We only start to wonder about the dynamic of their relationship if we witness any conflict. What if they start to argue? What if they fight about who will pay the bill? What if she slaps him in the face? Will he slap her back? Or does he not dare? If he doesn’t hit her back, is it because he’s scared of her, or is it because he’s not naturally inclined to do such things? If she were “normal-looking” like him, would his reaction be different? How could we know for sure?

Do you want Amanda Dunbar to put you in an armbar?

Whew! All of this is so confusing. But this does bring up a crucial observation: When we see a female bodybuilder, our minds automatically – whether we consciously know this or not – wander off into the realm of violence. We wonder how rough their sex lives must be. How are they like in bed? Is she domineering? Does she prefer weaker men or men who are strong like her? How does she react if she’s angry? Is she naturally aggressive? Are men scared of her? Are other women scared of her? Is she fearful of people and that’s why she became so big and buff in the first place? Was she physically abused as a child, with bodybuilding acting as a “shield” against future abuse?
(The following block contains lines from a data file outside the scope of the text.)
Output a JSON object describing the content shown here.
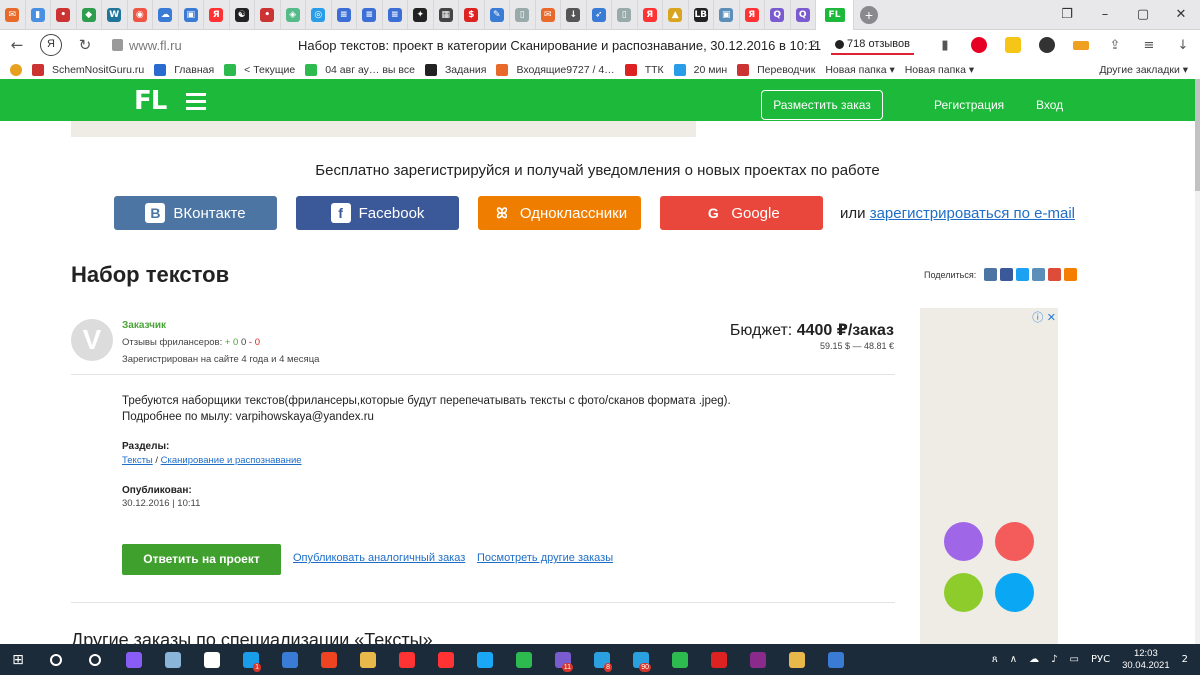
{
  "browser": {
    "tabs": [
      {
        "icon": "mail-icon",
        "color": "#e86a2a",
        "letter": "✉"
      },
      {
        "icon": "chart-icon",
        "color": "#4a90e2",
        "letter": "▮"
      },
      {
        "icon": "dots-icon",
        "color": "#c33",
        "letter": "•"
      },
      {
        "icon": "leaf-icon",
        "color": "#2e9e4e",
        "letter": "◆"
      },
      {
        "icon": "wordpress-icon",
        "color": "#21759b",
        "letter": "W"
      },
      {
        "icon": "paint-icon",
        "color": "#e54",
        "letter": "◉"
      },
      {
        "icon": "cloud-icon",
        "color": "#3a7bd5",
        "letter": "☁"
      },
      {
        "icon": "bookmark-icon",
        "color": "#3a7bd5",
        "letter": "▣"
      },
      {
        "icon": "yandex-icon",
        "color": "#f33",
        "letter": "Я"
      },
      {
        "icon": "yin-yang-icon",
        "color": "#222",
        "letter": "☯"
      },
      {
        "icon": "dots-icon",
        "color": "#c33",
        "letter": "•"
      },
      {
        "icon": "shield-icon",
        "color": "#5b8",
        "letter": "◈"
      },
      {
        "icon": "globe-icon",
        "color": "#2a9de8",
        "letter": "◎"
      },
      {
        "icon": "doc-icon",
        "color": "#3c6fd6",
        "letter": "≡"
      },
      {
        "icon": "doc-icon",
        "color": "#3c6fd6",
        "letter": "≡"
      },
      {
        "icon": "doc-icon",
        "color": "#3c6fd6",
        "letter": "≡"
      },
      {
        "icon": "compass-icon",
        "color": "#222",
        "letter": "✦"
      },
      {
        "icon": "grid-icon",
        "color": "#444",
        "letter": "▦"
      },
      {
        "icon": "dollar-icon",
        "color": "#d22",
        "letter": "$"
      },
      {
        "icon": "edit-icon",
        "color": "#3a7bd5",
        "letter": "✎"
      },
      {
        "icon": "page-icon",
        "color": "#9aa",
        "letter": "▯"
      },
      {
        "icon": "mail-icon",
        "color": "#e86a2a",
        "letter": "✉"
      },
      {
        "icon": "download-icon",
        "color": "#555",
        "letter": "↓"
      },
      {
        "icon": "feather-icon",
        "color": "#3a7bd5",
        "letter": "➶"
      },
      {
        "icon": "page-icon",
        "color": "#9aa",
        "letter": "▯"
      },
      {
        "icon": "yandex-icon",
        "color": "#f33",
        "letter": "Я"
      },
      {
        "icon": "image-icon",
        "color": "#d9a520",
        "letter": "▲"
      },
      {
        "icon": "lb-icon",
        "color": "#222",
        "letter": "LB"
      },
      {
        "icon": "image-icon",
        "color": "#5b8fb9",
        "letter": "▣"
      },
      {
        "icon": "yandex-icon",
        "color": "#f33",
        "letter": "Я"
      },
      {
        "icon": "search-icon",
        "color": "#7a5cd0",
        "letter": "Q"
      },
      {
        "icon": "search-icon",
        "color": "#7a5cd0",
        "letter": "Q"
      }
    ],
    "active_tab_label": "FL",
    "url": "www.fl.ru",
    "title": "Набор текстов: проект в категории Сканирование и распознавание, 30.12.2016 в 10:11",
    "reviews_badge": "718 отзывов",
    "ya_label": "Я",
    "page_badge": "2",
    "bookmarks": [
      {
        "label": "SchemNositGuru.ru",
        "color": "#c33"
      },
      {
        "label": "Главная",
        "color": "#2a6bd0"
      },
      {
        "label": "< Текущие",
        "color": "#2dbb4f"
      },
      {
        "label": "04 авг ау… вы все",
        "color": "#2dbb4f"
      },
      {
        "label": "Задания",
        "color": "#222"
      },
      {
        "label": "Входящие9727 / 4…",
        "color": "#e86a2a"
      },
      {
        "label": "ТТК",
        "color": "#d22"
      },
      {
        "label": "20 мин",
        "color": "#2a9de8"
      },
      {
        "label": "Переводчик",
        "color": "#c33"
      },
      {
        "label": "Новая папка ▾",
        "color": ""
      },
      {
        "label": "Новая папка ▾",
        "color": ""
      }
    ],
    "other_bookmarks": "Другие закладки ▾"
  },
  "site": {
    "logo": "FL",
    "place_order": "Разместить заказ",
    "register": "Регистрация",
    "login": "Вход",
    "promo": "Бесплатно зарегистрируйся и получай уведомления о новых проектах по работе",
    "social": {
      "vk": {
        "label": "ВКонтакте",
        "glyph": "B"
      },
      "fb": {
        "label": "Facebook",
        "glyph": "f"
      },
      "ok": {
        "label": "Одноклассники",
        "glyph": "ꕤ"
      },
      "google": {
        "label": "Google",
        "glyph": "G"
      }
    },
    "or_text": "или ",
    "email_reg": "зарегистрироваться по e-mail",
    "share_label": "Поделиться:"
  },
  "project": {
    "title": "Набор текстов",
    "avatar_letter": "V",
    "customer_label": "Заказчик",
    "reviews_label": "Отзывы фрилансеров: ",
    "reviews_pos": "+ 0",
    "reviews_zero": " 0 ",
    "reviews_neg": "- 0",
    "registered": "Зарегистрирован на сайте 4 года и 4 месяца",
    "budget_label": "Бюджет: ",
    "budget_value": "4400 ₽/заказ",
    "budget_conv": "59.15 $ — 48.81 €",
    "desc_line1": "Требуются наборщики текстов(фрилансеры,которые будут перепечатывать тексты с фото/сканов формата .jpeg).",
    "desc_line2": "Подробнее по мылу: varpihowskaya@yandex.ru",
    "sections_label": "Разделы:",
    "section_1": "Тексты",
    "section_sep": " / ",
    "section_2": "Сканирование и распознавание",
    "published_label": "Опубликован:",
    "published_date": "30.12.2016 | 10:11",
    "reply_button": "Ответить на проект",
    "publish_similar": "Опубликовать аналогичный заказ",
    "see_other": "Посмотреть другие заказы",
    "other_heading": "Другие заказы по специализации «Тексты»"
  },
  "ad": {
    "icons": "ⓘ ✕",
    "dots": [
      "#a066e8",
      "#f45b5b",
      "#8dcc2b",
      "#0aa7f5"
    ]
  },
  "taskbar": {
    "apps": [
      {
        "name": "search-icon",
        "color": "#fff"
      },
      {
        "name": "task-view-icon",
        "color": "#fff"
      },
      {
        "name": "alice-icon",
        "color": "#8a5cf6"
      },
      {
        "name": "notes-icon",
        "color": "#8ab4d8"
      },
      {
        "name": "store-icon",
        "color": "#fff"
      },
      {
        "name": "skype-icon",
        "color": "#1a9de8",
        "badge": "1"
      },
      {
        "name": "mail-icon",
        "color": "#3a7bd5"
      },
      {
        "name": "opera-icon",
        "color": "#e42"
      },
      {
        "name": "folder-icon",
        "color": "#e8b84a"
      },
      {
        "name": "yandex-icon",
        "color": "#f33"
      },
      {
        "name": "yandex-browser-icon",
        "color": "#f33"
      },
      {
        "name": "bolt-icon",
        "color": "#1aa7f5"
      },
      {
        "name": "whatsapp-icon",
        "color": "#2dbb4f"
      },
      {
        "name": "viber-icon",
        "color": "#7a5cd0",
        "badge": "11"
      },
      {
        "name": "telegram-icon",
        "color": "#2aa0e0",
        "badge": "8"
      },
      {
        "name": "telegram-icon",
        "color": "#2aa0e0",
        "badge": "90"
      },
      {
        "name": "evernote-icon",
        "color": "#2dbb4f"
      },
      {
        "name": "filezilla-icon",
        "color": "#d22"
      },
      {
        "name": "winrar-icon",
        "color": "#8a2a8a"
      },
      {
        "name": "chrome-icon",
        "color": "#e8b84a"
      },
      {
        "name": "photos-icon",
        "color": "#3a7bd5"
      }
    ],
    "lang": "РУС",
    "time": "12:03",
    "date": "30.04.2021",
    "notification_badge": "2"
  }
}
So it’s pretty clear that whenever we’re presented with a strong muscular woman, our natural inclination is to think about her within the framework of violence, self-defense, and aggression. Yes, we also think about her beauty, impressive strength, and numerous accomplishments; but doesn’t it seem like the first thoughts that pop into our minds consist of whether she can crush me with her thighs or if any of her ex-boyfriends have ever been sent to the emergency room after an argument?

Perhaps this speaks to the cognitive dissonance that muscular women create in our brains. We cannot accept the sight of a strong woman being “normal” or “no big deal.” There must be an explanation why she wants to look that way. And she must be a completely different person now that she does look that way.

But alas, these ideas are not always true. Maybe she always was aggressive, “alpha,” and assertive even before she ever picked up a dumbbell. Maybe for her, bodybuilding is an avenue for channeling her strong personality, not a result of it. Who knows?

The larger point to be made is this: Society, both fans of FBBs and everyone else, cannot seem to separate female bodybuilders and violence from their imaginations. I’ve written this before but will rewrite it again. My ultimate female muscle-related fantasy has nothing to do with violence. It has more to do with a romantic candle-lit dinner, a fine bottle of wine, a nice long walk along the beach, and an entire evening of passionate lovemaking. No one gets tied up. No one gets paddled for being “bad.” No one gets verbally abused. No one feels any pain. Everything is pleasant, sensual, low-key, and most of all, idyllic. In other words, I’d love to spend an entire night with Alina Popa in a setting that looks more like a cheap romance novel than a creepy bondage-themed Dark Web video.

I’d love to spend a peaceful evening with Gina Aliotti.

Yet, not everyone shares my pacifistic fantasy. There are lots of folks – and this is not a negative judgment about them – who want a more “antagonistic” experience. They want Miss Popa to burn them with hot candle wax. They want her to pick them up and toss them to the ground like a rag doll. They want her to punch them in the belly until they surrender. They want her to crush their head between her thighs until they “tap out.” They want all that…and more.

Well, to that I say this: That’s fine.

That’s fine. But that’s not for me. And it probably never will be my cup of tea. I tend to have a “live and let live” attitude toward most things in life. I have nothing against violent fantasies unless things cross a certain line. Yet, there is a significant part of my brain that feels uncomfortable with this. Why must we think about female bodybuilders within this context? Why are we unable to separate FBBs from the violent chambers of our imaginations? Why do our minds automatically go there? Is this unhealthy, or just the cost of doing business? Is it possible to love female bodybuilders in a non-violent way, or is it inevitable that this motif will always seep its way in?

I have no good answers. Only more questions.